The same is true for bad defenses.
More statisitcally speaking, three weeks is what we deem to be a “mathematically reliable” data sample. Every week after that makes our analysis more accurate until we get the most accurate in time for late season decisions…when it counts th emost.
Thus, the engine calibrates after WEEK THREE. So trust your draft decisions or use our preseason rankings to get you through the first couple weeks. Then let us help you win your championship every week after that.
In 2012 we add even more to our formula! We went back to the lab on the algorithm and came up with some adjustments. We were watching some trends in 2011 and realized room for improvement. Not that the algorithm was flawed in any way, just that we discovered a couple areas where we could make things even more precise. that factor in:
Home vs Away performance
“Playing Surface” performance ( Grass vs Artificial vs Dome vs FieldTurf)
“Spike” game adjustments (players who come out of nowhere to score big points in one game)
The adjustments were purely mathematical and after applying to 2011 data, we realized a 10% increase in accuracy!
Injuries are also factored in should any significant defensive player go down for a period of time.
Before the Season Starts:
Before the draft is A LOT more complicated. Our approach is less mathematical and more based on scoring EVERY defensive player in the league. We concentrate on the defenses and establish “Strength of Schedule” based on upcoming year data while not factoring in previous year data in any way.
If our preseason ranks have any similarity to the previous year’s rankings, that is due to similar personnel on the team’s roster. Conceivably a team “could” have the same rank as the previous year, if they have the exact same defensive personnel. However, that rarely happens.

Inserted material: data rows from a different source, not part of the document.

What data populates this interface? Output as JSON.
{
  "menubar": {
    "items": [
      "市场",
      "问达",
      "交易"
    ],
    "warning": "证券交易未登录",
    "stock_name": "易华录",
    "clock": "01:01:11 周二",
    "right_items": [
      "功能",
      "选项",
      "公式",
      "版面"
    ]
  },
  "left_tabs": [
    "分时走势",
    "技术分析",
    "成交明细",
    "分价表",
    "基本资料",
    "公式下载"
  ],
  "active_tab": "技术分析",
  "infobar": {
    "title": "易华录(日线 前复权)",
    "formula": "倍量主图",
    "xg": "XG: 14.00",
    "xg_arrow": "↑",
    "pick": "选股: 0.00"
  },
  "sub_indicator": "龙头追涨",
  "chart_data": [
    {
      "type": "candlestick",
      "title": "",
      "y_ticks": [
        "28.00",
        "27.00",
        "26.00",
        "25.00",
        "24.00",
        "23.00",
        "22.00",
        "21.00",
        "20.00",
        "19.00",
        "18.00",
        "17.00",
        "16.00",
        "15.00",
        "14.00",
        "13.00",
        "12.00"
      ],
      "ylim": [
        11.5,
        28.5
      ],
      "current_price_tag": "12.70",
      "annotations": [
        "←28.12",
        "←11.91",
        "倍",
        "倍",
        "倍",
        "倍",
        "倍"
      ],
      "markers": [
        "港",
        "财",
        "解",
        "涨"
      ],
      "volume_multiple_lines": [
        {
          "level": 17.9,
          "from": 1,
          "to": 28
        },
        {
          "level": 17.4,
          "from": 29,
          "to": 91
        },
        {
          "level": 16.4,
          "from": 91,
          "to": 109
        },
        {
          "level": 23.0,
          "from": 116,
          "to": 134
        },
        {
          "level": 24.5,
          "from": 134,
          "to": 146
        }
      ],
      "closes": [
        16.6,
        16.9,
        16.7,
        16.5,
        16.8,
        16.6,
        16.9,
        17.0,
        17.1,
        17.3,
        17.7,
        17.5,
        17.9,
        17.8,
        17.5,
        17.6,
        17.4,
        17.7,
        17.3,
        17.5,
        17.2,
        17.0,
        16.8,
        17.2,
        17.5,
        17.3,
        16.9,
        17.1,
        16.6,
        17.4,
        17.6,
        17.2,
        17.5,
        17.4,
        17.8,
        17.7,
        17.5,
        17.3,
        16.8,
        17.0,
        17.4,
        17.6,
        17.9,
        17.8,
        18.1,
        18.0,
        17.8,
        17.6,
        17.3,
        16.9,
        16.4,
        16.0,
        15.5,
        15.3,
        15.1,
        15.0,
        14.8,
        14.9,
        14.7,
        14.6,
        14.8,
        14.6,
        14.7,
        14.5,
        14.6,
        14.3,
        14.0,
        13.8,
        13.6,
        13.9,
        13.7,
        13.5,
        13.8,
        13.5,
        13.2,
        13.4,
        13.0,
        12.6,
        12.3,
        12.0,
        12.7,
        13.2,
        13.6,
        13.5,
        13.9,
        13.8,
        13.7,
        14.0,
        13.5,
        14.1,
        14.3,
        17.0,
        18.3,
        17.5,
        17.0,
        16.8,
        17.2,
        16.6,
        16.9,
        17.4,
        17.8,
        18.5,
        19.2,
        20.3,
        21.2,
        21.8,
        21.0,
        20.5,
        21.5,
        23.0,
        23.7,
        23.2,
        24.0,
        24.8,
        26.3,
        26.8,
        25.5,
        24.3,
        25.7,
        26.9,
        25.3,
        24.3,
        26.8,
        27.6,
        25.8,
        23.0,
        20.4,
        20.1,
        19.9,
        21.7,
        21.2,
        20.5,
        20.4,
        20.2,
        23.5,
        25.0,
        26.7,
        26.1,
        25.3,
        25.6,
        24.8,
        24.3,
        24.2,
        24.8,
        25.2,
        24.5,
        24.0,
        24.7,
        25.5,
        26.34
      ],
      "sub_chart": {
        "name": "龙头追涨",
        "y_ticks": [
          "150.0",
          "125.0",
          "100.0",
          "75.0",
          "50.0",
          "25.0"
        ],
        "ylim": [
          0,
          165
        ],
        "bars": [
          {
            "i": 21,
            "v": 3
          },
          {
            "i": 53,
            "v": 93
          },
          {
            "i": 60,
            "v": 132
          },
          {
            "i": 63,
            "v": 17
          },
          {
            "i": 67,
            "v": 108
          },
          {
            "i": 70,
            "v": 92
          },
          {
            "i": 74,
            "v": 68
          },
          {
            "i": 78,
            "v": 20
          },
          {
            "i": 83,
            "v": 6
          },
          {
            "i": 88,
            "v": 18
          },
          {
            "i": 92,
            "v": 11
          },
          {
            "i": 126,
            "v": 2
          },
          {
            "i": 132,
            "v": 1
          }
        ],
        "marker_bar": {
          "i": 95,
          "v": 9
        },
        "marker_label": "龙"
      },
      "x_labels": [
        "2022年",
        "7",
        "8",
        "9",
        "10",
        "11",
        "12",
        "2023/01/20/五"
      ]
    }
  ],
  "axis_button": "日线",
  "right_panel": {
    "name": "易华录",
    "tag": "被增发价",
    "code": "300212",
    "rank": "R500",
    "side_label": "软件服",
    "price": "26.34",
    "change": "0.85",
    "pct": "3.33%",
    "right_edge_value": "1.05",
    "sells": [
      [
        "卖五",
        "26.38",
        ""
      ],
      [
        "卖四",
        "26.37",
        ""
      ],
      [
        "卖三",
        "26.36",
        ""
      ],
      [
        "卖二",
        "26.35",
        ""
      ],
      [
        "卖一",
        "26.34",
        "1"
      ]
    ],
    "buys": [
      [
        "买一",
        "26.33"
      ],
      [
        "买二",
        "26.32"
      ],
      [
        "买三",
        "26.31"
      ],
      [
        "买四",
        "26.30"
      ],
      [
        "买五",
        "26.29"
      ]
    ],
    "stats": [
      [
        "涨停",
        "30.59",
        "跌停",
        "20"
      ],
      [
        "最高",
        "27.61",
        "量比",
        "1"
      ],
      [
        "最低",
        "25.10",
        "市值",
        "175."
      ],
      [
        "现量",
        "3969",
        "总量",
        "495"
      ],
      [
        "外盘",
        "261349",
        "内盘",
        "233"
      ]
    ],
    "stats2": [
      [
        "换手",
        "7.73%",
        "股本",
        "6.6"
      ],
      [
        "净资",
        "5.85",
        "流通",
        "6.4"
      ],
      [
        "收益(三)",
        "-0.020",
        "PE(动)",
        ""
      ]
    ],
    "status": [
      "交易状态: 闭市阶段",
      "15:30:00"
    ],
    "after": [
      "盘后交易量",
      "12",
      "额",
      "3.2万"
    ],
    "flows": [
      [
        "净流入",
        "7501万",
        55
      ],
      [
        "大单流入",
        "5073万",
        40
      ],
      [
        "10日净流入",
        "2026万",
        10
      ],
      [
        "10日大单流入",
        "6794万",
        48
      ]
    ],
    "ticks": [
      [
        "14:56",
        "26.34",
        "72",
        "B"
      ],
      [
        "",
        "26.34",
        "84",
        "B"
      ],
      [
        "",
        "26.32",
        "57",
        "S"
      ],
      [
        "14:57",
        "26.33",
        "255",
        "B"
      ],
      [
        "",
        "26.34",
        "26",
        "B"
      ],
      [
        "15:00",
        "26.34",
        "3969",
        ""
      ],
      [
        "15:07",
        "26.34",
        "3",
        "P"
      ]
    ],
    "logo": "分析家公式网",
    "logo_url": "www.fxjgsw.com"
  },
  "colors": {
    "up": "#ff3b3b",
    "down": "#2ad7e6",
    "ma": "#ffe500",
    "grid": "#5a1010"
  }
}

Its a very time consuming process, and here is how it works:
1. We wait until the post-free agency rosters are set and then enter every player in the NFL into our database.
2. We enter the defensive “rating” for each defensive player. Depending on their position these rating could be for Pass Coverage, Run Defense, Pass Rush, etc
3. We update and continue to update NFL defensive rosters
4. We enter the NFL schedules for the entire league
5. Then aggregate the totals for all defenses “against” each offensive team/position for every player in the NFL
6. We rank all offensive players based on the strength of their opponents against their position
7. These rosters, ratings and ranks get updated all the up to kickoff of week 1
We use these ranks until we get a “mathematically reliable” dataset of THREE WEEKS of current year defensive performances. Then we update every week for the rest of the season.
|Total of all Starting D Line players 2011 QB Sacks, Hits and Pressures +Total Starting D Line Pass Rush Rating +Total Starting D Line Pass Coverage Rating +Total Starting Free Safety Pass Rush Score|
|1 = Worst Fantasy QB Matchup, 32= Best Fantasy QB Matchup|
|Total of all Starting D Line Players Run Defense Score +Starting Strong Safety Run Defense Score|
|1 = Worst Fantasy RB Matchup, 32= Best Fantasy RB Matchup|
|Total Starting DB Pass Cover Score + Starting Free Safety Pass Cover Score + Starting Strong Safety Pass Cover Score|
|1 = Worst Fantasy WR Matchup, 32= Best Fantasy WR Matchup|
TE PC Score:
|Total Starting LB Pass Cover Score + Starting Strong Safety Pass Cover Score|
TE PC Rank:
|1 = Worst Fantasy TE Matchup, 32= Best Fantasy TE Matchup|
…any much, much more.
IT DOES NOT PREDICT:
- Hold Outs
- Retirement (or unretirement)
There is a TON here, but Im going to break it all down for you from now to the end of the Fantasy Season. So bookmark this page come come back OFTEN. This is the ONLY place you will find this algorithm.
Listen to the explanation here:
Keep one thing in mind, its not “THE” combination that wins you a championship…its simply “A” combination. These are the tools to help you get a championship combination.
- The Fantasyomatic.com Staff